Christ is here with us, too, in the Eucharist. Isn't it significant that the Paschal Triduum (the period from Holy Thursday to Easter Day) begins with the Last Supper and the institution of the Eucharist? The great blessing of the Eucharist is that, through it, Christ continues to give Himself to us. This gift is not only to us as individuals when we receive communion; as Teilhard de Chardin said in his Hymn of the Universe, "the entire realm of matter is slowly but irresistibly affected" by the blessing of the risen Christ's continued presence through the Eucharist.

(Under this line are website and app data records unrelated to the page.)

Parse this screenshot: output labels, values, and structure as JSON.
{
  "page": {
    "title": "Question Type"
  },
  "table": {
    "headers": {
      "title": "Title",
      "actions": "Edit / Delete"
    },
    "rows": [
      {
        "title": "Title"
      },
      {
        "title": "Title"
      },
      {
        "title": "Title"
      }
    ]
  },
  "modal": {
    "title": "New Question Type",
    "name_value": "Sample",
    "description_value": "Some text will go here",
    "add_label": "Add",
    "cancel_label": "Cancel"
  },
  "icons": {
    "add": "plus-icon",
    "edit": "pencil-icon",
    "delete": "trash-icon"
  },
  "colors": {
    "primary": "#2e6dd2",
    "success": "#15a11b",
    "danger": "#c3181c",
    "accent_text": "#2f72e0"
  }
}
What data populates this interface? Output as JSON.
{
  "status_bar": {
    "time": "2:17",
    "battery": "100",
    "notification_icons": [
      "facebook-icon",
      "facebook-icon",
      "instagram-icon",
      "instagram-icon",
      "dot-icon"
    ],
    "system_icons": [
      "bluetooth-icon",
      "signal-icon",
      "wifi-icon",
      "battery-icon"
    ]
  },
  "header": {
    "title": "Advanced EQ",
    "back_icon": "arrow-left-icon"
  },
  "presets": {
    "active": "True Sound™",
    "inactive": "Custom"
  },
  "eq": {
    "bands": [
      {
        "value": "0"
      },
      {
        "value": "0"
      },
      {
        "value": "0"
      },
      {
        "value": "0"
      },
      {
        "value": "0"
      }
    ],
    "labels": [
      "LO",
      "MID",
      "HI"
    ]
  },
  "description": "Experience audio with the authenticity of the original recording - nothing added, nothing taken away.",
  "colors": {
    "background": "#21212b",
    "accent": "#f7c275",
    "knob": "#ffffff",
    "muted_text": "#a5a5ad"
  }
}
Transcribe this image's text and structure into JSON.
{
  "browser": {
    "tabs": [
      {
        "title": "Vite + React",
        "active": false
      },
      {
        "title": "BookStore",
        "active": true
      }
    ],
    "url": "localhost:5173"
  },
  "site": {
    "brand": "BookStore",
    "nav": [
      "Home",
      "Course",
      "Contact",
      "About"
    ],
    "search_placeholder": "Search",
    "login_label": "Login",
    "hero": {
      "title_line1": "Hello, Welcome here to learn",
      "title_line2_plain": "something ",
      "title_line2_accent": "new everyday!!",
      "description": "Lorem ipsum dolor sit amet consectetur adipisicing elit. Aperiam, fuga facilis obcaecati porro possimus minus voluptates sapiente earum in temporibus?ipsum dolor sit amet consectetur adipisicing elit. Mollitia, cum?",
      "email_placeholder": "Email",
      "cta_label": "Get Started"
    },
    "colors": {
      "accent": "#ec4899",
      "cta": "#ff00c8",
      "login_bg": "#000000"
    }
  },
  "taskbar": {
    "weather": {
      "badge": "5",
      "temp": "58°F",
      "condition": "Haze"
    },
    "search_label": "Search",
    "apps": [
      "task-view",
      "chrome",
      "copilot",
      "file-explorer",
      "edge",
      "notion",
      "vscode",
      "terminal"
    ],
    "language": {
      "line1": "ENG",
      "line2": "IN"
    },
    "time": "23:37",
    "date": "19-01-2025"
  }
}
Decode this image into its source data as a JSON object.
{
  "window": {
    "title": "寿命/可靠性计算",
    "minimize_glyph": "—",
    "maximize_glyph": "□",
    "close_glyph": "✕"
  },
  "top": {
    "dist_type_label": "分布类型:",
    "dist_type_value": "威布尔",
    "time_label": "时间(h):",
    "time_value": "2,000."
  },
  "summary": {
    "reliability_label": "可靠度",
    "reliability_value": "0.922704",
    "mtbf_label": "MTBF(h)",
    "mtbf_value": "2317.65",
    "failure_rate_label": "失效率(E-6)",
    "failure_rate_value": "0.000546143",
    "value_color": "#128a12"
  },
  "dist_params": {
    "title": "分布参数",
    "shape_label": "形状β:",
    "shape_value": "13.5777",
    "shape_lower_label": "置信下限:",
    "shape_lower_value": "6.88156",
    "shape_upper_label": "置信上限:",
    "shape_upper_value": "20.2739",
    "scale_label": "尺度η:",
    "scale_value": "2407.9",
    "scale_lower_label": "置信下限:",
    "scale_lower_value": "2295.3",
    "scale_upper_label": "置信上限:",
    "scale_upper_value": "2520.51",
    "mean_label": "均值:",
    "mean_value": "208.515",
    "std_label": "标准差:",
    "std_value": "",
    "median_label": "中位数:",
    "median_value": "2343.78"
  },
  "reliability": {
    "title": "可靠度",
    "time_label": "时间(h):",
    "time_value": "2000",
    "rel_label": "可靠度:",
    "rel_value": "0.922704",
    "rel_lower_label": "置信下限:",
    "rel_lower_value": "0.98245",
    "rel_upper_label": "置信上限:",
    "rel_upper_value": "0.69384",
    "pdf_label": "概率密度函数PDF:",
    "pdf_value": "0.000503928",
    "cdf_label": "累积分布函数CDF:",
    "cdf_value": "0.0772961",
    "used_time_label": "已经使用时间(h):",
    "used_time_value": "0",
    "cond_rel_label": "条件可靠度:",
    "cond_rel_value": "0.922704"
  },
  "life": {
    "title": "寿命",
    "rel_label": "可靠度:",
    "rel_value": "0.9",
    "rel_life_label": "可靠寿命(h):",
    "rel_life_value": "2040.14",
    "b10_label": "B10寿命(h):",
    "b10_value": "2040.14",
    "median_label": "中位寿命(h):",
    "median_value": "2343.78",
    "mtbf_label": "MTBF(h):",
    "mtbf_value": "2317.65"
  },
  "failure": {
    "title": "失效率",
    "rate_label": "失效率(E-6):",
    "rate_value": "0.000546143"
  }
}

What a great and wonderful mystery to ponder and give thanks for this Easter!

Michaela Hedican, OSB

Tuesday, March 31, 2015

Silent Breakfast

Breakfasts in the monastery during Lent are eaten in silence. It’s just an ordinary breakfast. 

But everything about the silent space feels uncluttered and gentling… 

The heart beats a bit more slowly.
The breath emerges in elongated patterns.
The mind’s eye becomes playfully attentive.
The food births gratefulness.

Every aspect of this meal feels connected to gratefulness…

          A silent “Thank you” spontaneously rises for all who faithfully bring this nurturing food to tables

                   Farmers, farm-workers and gardeners, as well as truckers and grocery-workers
                   Dining room staff and sisters, who rise early to prepare a sunrise delight
                   Our lavish God who looks on all work and calls it good

          A litany of “Thank you” cascades for…
                   Soil, sun and rain, strengthening our favorite cereal grains
                    Chickens, sharing their rich egg protein to fortify us
                   Coffee beans, releasing their delightful aroma and waking up every cell
                   Each taste, color, smell and texture, alerting and enlivening us

Today, everything somehow seems beautiful…

          Maybe that’s what John O’Donohoue meant when he defined real beauty as,
          “That, in the presence of which, we feel more alive.”

Mary Rachel Kuebelbeck, OSB